-- Opening Marker --
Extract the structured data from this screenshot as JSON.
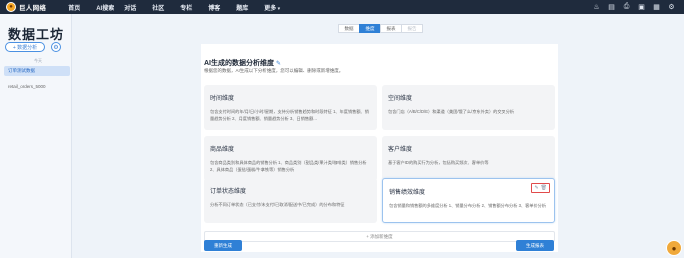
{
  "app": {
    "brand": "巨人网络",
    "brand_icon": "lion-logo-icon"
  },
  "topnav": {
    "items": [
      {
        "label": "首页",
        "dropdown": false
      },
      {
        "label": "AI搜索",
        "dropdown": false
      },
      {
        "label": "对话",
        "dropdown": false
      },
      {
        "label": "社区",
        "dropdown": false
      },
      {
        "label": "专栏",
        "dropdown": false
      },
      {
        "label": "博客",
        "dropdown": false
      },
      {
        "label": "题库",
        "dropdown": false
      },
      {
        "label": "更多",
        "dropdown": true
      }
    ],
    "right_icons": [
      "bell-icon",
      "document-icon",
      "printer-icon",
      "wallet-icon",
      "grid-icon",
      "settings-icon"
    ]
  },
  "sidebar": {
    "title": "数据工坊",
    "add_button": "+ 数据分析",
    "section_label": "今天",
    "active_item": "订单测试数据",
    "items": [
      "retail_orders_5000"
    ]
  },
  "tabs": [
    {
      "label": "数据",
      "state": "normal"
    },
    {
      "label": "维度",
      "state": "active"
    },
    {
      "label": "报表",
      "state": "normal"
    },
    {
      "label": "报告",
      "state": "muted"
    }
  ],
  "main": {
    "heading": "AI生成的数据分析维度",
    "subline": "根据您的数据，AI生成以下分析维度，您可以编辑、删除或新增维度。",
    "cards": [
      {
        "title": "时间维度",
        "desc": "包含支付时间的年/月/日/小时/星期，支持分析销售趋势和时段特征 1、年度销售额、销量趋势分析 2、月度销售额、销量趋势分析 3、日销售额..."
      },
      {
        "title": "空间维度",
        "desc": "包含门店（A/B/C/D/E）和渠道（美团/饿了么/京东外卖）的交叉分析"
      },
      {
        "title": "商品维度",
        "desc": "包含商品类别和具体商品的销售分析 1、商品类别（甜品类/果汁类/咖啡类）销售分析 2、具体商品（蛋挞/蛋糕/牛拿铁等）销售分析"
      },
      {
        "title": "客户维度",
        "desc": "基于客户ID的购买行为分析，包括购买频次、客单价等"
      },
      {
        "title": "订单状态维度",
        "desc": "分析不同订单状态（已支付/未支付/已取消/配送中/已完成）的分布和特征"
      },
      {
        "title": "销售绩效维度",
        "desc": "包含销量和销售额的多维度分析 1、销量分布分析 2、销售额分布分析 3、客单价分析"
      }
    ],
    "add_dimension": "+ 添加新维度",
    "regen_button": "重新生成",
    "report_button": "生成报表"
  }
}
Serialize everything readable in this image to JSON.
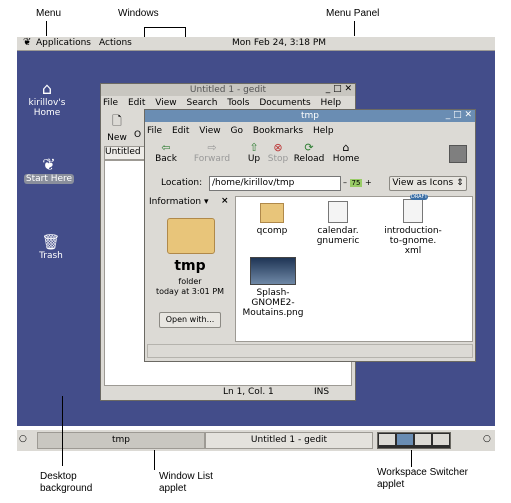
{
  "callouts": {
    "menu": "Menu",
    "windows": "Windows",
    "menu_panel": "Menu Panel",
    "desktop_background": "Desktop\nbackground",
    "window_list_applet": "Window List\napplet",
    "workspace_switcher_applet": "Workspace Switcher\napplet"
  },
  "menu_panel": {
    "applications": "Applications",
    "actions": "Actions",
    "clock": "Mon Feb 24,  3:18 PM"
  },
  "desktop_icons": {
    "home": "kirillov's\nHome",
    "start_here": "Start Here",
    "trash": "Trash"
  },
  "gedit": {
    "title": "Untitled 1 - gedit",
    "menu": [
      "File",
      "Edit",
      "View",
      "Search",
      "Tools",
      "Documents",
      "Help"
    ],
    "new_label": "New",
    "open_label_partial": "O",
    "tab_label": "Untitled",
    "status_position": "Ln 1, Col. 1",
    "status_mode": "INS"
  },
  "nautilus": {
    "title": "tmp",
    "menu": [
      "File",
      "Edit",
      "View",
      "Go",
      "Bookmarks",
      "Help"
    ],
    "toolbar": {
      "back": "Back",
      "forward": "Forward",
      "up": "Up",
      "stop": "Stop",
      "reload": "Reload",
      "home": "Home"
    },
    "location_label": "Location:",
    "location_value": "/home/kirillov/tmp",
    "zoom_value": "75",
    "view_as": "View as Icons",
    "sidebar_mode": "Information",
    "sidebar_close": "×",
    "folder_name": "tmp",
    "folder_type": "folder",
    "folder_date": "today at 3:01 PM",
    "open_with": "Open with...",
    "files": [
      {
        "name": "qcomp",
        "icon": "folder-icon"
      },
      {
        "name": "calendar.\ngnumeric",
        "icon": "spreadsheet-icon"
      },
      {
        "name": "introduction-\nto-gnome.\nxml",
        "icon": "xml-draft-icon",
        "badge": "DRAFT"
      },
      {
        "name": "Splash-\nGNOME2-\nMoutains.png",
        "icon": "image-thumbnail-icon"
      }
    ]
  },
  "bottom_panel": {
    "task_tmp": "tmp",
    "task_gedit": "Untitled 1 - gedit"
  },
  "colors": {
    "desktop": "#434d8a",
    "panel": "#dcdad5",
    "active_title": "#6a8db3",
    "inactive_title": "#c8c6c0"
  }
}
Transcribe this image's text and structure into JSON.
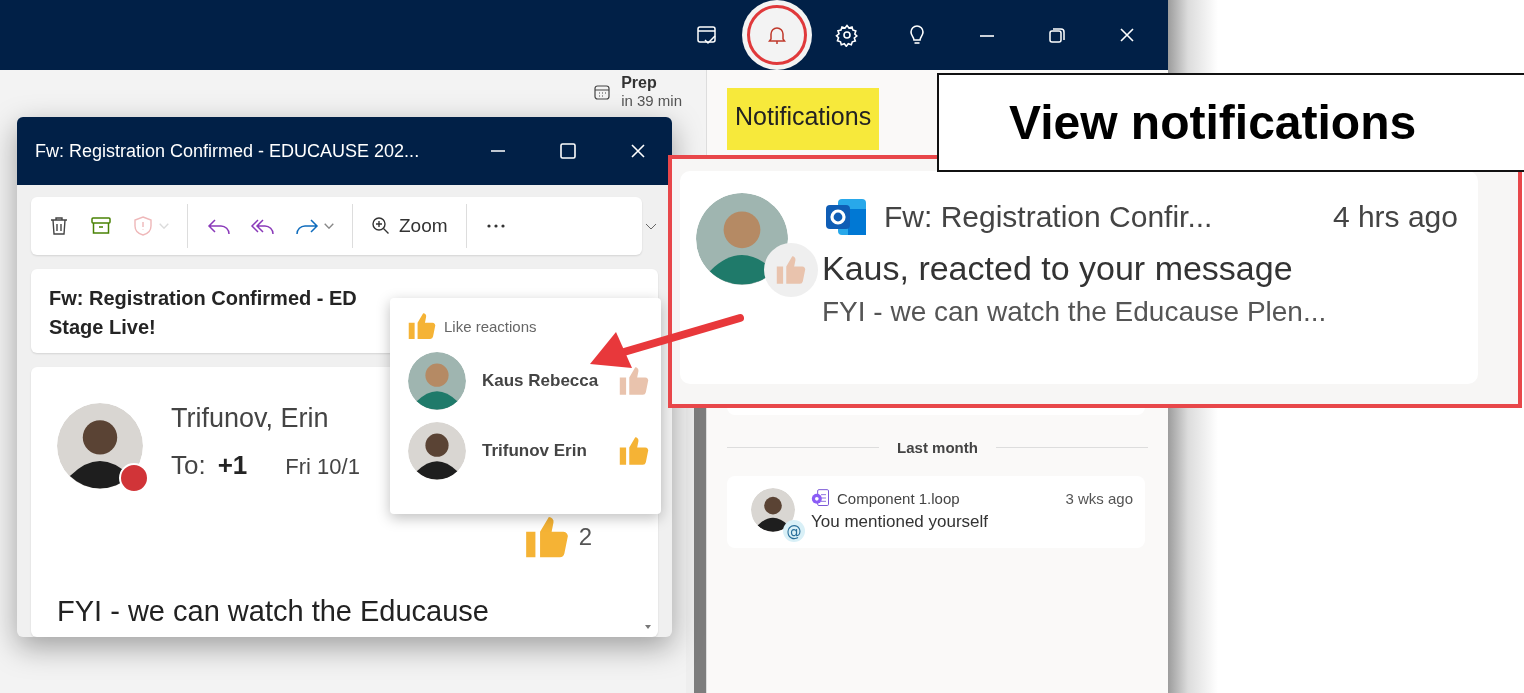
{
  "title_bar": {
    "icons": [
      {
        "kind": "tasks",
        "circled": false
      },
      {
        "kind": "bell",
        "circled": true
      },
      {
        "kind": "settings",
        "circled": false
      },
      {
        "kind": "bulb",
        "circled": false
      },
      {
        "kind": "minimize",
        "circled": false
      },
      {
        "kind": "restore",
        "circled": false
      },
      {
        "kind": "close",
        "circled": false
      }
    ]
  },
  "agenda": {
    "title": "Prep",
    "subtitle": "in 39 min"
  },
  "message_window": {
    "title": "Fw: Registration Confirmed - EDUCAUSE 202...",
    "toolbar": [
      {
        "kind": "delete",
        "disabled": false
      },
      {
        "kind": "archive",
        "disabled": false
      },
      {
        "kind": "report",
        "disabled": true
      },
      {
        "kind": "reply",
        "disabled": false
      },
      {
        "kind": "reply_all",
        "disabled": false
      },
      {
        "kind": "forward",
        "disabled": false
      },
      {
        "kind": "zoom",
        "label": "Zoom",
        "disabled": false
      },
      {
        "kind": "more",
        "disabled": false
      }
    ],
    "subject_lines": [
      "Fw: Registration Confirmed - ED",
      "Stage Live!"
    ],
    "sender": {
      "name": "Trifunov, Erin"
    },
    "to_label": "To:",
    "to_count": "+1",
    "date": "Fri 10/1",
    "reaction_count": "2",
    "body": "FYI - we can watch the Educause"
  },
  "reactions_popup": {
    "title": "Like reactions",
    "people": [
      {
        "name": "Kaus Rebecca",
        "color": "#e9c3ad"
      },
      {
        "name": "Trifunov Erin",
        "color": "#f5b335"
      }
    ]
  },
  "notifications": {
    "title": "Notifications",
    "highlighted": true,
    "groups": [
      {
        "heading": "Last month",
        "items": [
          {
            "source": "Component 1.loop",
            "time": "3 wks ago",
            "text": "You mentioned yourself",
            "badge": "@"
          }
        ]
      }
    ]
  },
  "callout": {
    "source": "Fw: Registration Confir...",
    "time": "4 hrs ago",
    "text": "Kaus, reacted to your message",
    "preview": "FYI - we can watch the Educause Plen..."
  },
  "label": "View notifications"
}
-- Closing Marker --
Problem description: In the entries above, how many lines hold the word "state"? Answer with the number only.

Solution to this exercise: 4